Alibaba’s online payment platform processed over $US150 billion in mobile transactions. PayPal processed only $US23 billion.
To add further scale, Alibaba’s business is mostly conducted in Asia. Since only 42 per cent of China’s population (564 million users) currently have internet access, there is still significant room for growth in the East. Coupled with a growing presence in the West, Alibaba has the potential to achieve unprecedented size and power.
Until recently, Alibaba was not well known outside Asia. The announcement of its forthcoming float on the New York Stock Exchange has made businesses stop and take notice, and has set tongues wagging.
Many analysts expect the e-commerce giant to write itself into US history with one of the largest technology IPOs ever, with an equity value in excess of $US200 billion and an expected capital raising of around $US26 billion.

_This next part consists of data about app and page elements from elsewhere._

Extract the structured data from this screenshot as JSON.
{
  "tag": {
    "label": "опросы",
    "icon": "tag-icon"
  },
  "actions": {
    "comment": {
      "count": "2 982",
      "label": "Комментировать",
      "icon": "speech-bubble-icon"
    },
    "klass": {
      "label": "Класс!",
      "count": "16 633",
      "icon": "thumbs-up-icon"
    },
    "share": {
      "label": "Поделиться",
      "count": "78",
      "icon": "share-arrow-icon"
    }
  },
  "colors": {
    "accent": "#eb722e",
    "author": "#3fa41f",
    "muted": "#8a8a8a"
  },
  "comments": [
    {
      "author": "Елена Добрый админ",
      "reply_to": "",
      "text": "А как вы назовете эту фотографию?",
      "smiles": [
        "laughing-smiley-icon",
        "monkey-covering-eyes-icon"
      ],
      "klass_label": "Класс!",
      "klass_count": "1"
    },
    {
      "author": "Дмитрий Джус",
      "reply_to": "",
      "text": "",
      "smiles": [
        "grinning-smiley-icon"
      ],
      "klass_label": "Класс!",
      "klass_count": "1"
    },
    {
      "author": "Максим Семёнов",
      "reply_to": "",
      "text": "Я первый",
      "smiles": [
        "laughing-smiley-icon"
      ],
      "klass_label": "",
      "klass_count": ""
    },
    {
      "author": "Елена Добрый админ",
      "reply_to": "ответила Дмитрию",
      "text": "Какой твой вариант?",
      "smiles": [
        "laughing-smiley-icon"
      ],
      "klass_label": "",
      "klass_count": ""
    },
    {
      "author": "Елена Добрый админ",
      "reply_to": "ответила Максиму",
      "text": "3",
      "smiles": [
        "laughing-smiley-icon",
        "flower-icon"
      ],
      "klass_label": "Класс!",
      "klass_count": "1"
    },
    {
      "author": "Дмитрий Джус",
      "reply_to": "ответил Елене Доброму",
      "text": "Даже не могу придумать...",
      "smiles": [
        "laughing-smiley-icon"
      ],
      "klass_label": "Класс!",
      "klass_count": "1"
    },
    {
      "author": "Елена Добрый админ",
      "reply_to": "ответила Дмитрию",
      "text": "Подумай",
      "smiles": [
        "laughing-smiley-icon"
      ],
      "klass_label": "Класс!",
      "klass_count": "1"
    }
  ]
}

Alibaba’s business model differs from those of eBay and Amazon. Unlike Amazon, Alibaba does not incur costs to store, deliver or distribute inventory. It doesn’t even have a distribution centre.
The group operates an e-commerce platform that brings together like-minded buyers and sellers, similar to eBay. At last count, Alibaba’s online 'community' had over 8 million active suppliers and 231 million active buyers.
Alibaba’s revenue model is supplier-centric. By levying a subscription fee, the group offers suppliers a suite of business tools to set up a virtual storefront, market products, implement search engine optimisation, recommend seller statuses, and other activities.
Alibaba has a vision: to make buying from Alibaba seamless, anytime, anywhere, on any device. It has been on a rampant acquisition strategy over the last year, investing $US3.5 billion in businesses that create synergies with its core strategy and enrich its value proposition.
Investments include cloud-based platforms, a mobile operating system with apps under development, online payment platforms, and messaging and free calling applications.
From even a small glimpse, we can see that Alibaba has taken a discerning and strategic step towards offering services that add value to the online retailing experience, viewing e-commerce as a social transaction and providing a platform that complements this view.
James Stewart is a partner and retail practice leader at Ferrier Hodgson